Eagle County Animal Services sees an uptick in abandoned animals
The animals found have been a variety of species and have been found in some random locations
Over the past six months, Eagle County Animal Services has experienced a significant uptick in the number of abandoned animals found around the county.
“They’ve all been found very weird areas, and it’s been really concerning to us, because we understand that people go through life changes and need an outlet like the shelter to help find a new home for their pets,” said Rhiannon Rowe, shelter manager at Eagle County Animal Services. “We just are blown away by what we’re seeing because it’s just not what we normally see.”
Recently, the shelter has found a random assortment of abandoned animals and pets. This has included three guinea pigs found at the Recycling Center in Edwards, a rabbit in a “random place” in Gypsum, a cat in a crate on Cottonwood Pass and three dogs wandering around in a rural place.
Typically, the shelter expects to help with animal surrenders, however, the abandoned pets tell a different story.
“Most animals that are found as strays are found in areas where there are homes, and then most people bring in surrenders when they feel they can’t care for them anymore,” Rowe said. “But we’re just finding these animals in places that aren’t normal places to find a pet.”
The reason behind the increase is also a bit of a mystery. Rowe said that Eagle County Animal Services has worked to make it known that the shelter will accept animals that need homes. Rowe did say that while families usually come to the shelter for family dogs and cats, it has a network of other rescues that it can use to find these smaller animals — like hamsters, guinea pigs and rabbits — a good home.
All of the animals recently abandoned — including the pocket pets — have all found homes.
“Luckily, they’ve all been great, social animals, that I think were just scared to death because they had no clue where they were at. Especially, those poor guinea pigs, but they all found homes,” Rowe said.
Coming off of the pandemic, where pet adoptions saw a significant increase, Rowe said that the shelter had expected to see a much larger increase in surrenders. However, she said whatever surrenders the shelter has had are “not anything that stands out.”
Rehoming, surrendering a pet
No one wants to rehome a pet, but there are certainly instances where it happens.
The No. 1 reason that a pet is surrendered, Rowe said, is usually that the owner is moving to a home where pets are not allowed.
“Finding pet housing is not easy, especially in our valley,” she said.
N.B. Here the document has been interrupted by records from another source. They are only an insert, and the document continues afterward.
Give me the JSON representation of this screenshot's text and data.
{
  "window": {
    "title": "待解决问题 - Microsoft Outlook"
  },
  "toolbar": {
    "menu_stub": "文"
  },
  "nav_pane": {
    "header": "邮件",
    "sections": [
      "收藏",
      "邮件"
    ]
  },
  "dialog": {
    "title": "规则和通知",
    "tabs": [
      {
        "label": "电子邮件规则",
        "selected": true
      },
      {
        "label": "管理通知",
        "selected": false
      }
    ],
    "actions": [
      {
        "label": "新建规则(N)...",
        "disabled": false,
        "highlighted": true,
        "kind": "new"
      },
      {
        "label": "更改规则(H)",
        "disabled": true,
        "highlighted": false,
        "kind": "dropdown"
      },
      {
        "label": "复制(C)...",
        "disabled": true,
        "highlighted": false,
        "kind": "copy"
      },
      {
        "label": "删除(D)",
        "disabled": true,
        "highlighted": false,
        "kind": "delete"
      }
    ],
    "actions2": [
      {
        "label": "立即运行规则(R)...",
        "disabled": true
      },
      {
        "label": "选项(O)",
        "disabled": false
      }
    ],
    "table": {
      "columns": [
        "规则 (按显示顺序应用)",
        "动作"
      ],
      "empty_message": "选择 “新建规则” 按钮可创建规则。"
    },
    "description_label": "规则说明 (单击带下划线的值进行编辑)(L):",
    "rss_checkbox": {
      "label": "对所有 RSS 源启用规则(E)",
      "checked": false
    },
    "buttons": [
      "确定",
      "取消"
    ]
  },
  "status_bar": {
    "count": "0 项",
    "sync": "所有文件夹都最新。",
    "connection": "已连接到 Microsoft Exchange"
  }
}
Another common reason: a lifestyle change, such as, such as divorces, a new baby or another situation “where they don’t feel like they are a proper fit,” she said.
And for individuals or families who are considering getting rid of a pet, “the shelter should be a last resort for surrendering,” Rowe said. “It is a higher stress environment for these animals.”
First, Rowe recommends reaching out to friends and families to see if they can take on your pet. She also recommended a new service from AdoptAPet.com, which is an organization and website used by many shelters, rescue groups and humane societies to help advertise pets and find them homes. The new service is specially focused on rehoming and allows owners to set up a profile for their pet that will be searchable with other, similar pets.
Rowe added that the shelter is also happy to aid in the process of rehoming if it’s something residents are considering.
“We can just start them with the process before the animal actually has to go to the shelter,” she said, adding that for behavioral issues, the staff is well equipped to help people find local behaviorists and ways to keep the animal in the home.
Rehoming rather than surrendering should be the first action an individual or family takes, she said.
“It’s a lot better situation because the owners know (whom) the dog’s going to … a home environment, so usually their stress level is going to be a lot lower, and it just makes the whole process a lot easier on everybody involved,” Rowe said. “But if that doesn’t work, then we are available to talk the dog [or pet] in.”
And even earlier on, before someone rescues or buys a new pet, that individual or family should seriously consider the feasibility.
“Consider the fact that a pet should be with you for the duration of their life,” Rowe said, adding that things to consider include if you’ll be able to care for the pet’s needs and whether you’re in a secure housing situation. “Your pet should be considered a part of your family.”
For more information about Eagle County Animal Services, visit EagleCounty.us/AnimalServices
Reporter Ali Longwell can be reached at email@example.com.